- [WHAT NEEDS TO BE DONE]:
When a line contains the string "label", it counts once; give the total of such lines in the entries below and nothing else.

- [INPUT RECORDS]:
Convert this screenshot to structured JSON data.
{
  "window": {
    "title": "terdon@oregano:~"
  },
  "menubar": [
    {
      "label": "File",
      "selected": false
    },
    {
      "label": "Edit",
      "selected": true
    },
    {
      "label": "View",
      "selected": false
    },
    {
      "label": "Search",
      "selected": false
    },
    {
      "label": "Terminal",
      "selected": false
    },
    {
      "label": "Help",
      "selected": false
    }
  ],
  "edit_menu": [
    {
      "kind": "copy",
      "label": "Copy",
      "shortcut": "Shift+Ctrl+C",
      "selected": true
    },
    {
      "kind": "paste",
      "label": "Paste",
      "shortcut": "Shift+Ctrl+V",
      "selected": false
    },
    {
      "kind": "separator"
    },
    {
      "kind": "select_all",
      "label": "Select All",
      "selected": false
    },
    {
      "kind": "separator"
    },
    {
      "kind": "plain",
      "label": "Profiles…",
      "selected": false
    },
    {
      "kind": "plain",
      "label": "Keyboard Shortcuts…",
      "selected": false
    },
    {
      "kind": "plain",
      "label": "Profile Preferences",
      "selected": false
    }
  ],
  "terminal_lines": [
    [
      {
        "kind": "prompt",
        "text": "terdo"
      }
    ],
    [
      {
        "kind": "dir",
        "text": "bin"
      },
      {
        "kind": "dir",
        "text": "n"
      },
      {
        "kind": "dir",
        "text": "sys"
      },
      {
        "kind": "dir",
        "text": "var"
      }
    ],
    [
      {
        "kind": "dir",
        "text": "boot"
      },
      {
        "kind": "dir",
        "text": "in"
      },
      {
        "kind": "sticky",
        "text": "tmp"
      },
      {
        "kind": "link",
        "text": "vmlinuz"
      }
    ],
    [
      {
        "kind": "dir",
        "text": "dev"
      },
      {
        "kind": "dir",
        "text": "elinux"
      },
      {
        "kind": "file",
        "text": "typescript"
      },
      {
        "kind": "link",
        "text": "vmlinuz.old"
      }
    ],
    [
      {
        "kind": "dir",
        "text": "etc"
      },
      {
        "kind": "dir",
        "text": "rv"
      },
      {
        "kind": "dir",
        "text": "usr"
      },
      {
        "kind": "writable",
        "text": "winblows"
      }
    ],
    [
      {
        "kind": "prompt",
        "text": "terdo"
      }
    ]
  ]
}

- [EXERCISE RESPONSE]:
12